The local cuisine in Santa Fe, NM is unique. Locals will tell you adamantly that it is “New Mexican” and not Mexican food, and they are very right. Vibrant, unique flavors and interesting textures permeated my meals while I was visiting Santa Fe. Here are some ideas about food in Santa Fe , New Mexico that will please your palate!
La Choza Restaurant in Santa Fe, NM:
My first (and best!) meal during my short time in Sante Fe left me almost ready to head to the store to pick up some antacids, which I forgot to pack (you would think that after all of the spicy food that I ate in Thailand, it would have been no big deal, but being pregnant has given me a new respect for hot chiles and what they can do to my digestive system.
I explained to the waitress as she refilled my water glass for the umteenth time that we just don’t have many foods this spicy in Minnesota (we are bunch of Swedish and Norwegian immigrants eating casserole, don’t cha know?)
My meal at La Choza was a perfect introduction to New Mexican cuisine. It is the sister restaurant to the popular Shed, located in the plaza in the historic district of downtown Sante Fe.
Unlike its older sister, this restaurant is laid back, easy going and has easy parking. It was recommended to us by fellow travel bloggers at Santa Fe Travelers who are experts on this unique and historic city (check out their blog for advice on planning trip to Santa Fe!).
So, lets cut right to the chase. The food.
Pinto Beans: New Mexican cuisine has raised the humble pinto bean from something easily forgotten as one moves on to the main course to an experience to remember.
The pinto beans were not like the refried pinto beans that you have come to expect in a Mexican restaurant. They were still whole, and cooked with some delightful spices that were just enough to give them some personality. The texture was perfect – creamy without being mushy, melting in the mouth.
Posole: I had never had posole before. Posole is a traditional Mexican stew that is made of hominy corn (field corn soaked in lime, a traditional food preparation technique of many indigenous cultures) cooked with meat (usually pork or chicken), chiles and other spices. While it had its own unique flavor and personality, the earthy taste of the corn accented all of the other dishes on the plate perfectly.
Carne Avovada: Bright red and fiery in both taste and appearance, the flavors of the Carne Avovada exploded like little fireworks on my tongue.
A stew made with pork or chicken cooked with a mixture of chiles and other spices until it is fall apart tender. It can be served on its own, or as a filling for enchiladas, burritos or other new-mexican staples.
The pork on La Chosa’s Carne Avovada felt like it was melting on my tongue, giving a contrasting softness to the intense flavors of the chiles.

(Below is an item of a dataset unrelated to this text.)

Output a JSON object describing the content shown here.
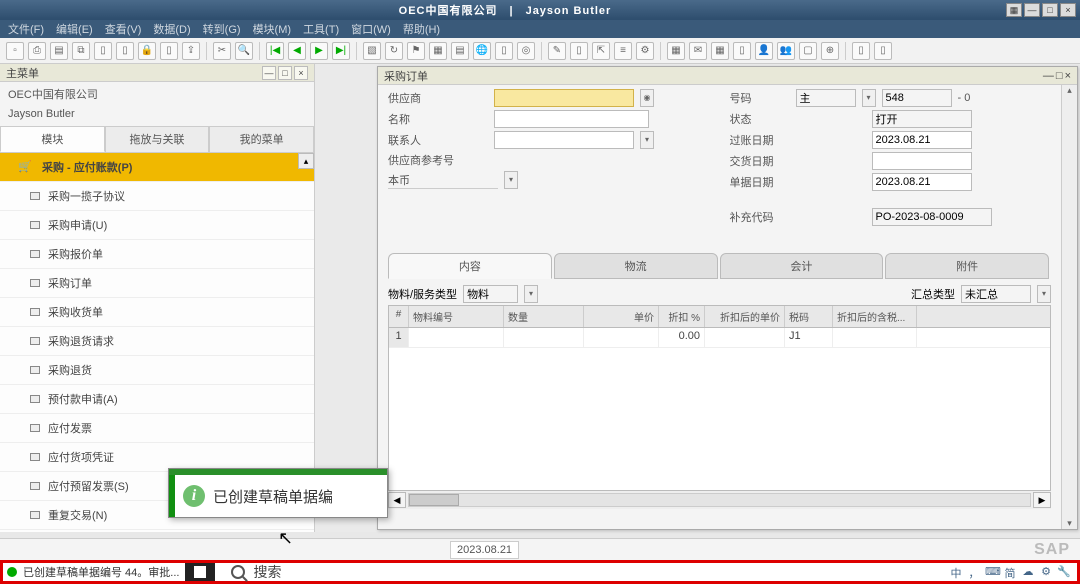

Chile Sauce: What would a meal be in Santa Fe without some chile sauce? I opted for the green chile sauce, as the waiter had suggested that it was less spicy than the red. It came ladled generously over my blue corn enchilada.
I think that the miraculous thing about chile sauce (and in my opinion, particularly green chile sauce) is its ability to meld and bring out the best flavors in any other food that you serve it with. When combined with the blue corn of the enchilada and the mild cheese that filled it, it was like a food symphony on my plate, all parts in perfect harmony.
Chile sauce is served abundantly on most foods in Santa Fe. It can be ordered red, green or Christmas (depending on the restaurant, the red or green chile sauce could be hotter).
Sopapillas: The perfect ending to this meal consisted of a little sweet to balance out the heat that was still lingering in my mouth – a sopapilla. This is a fried bread that is typical New Mexican cuisine. It can be unsweetened and filled with savory fillings, or dusted with sugar and cinnamon and drizzled with honey. Mine was the perfect ending to a perfect meal of New Mexican food in Santa Fe.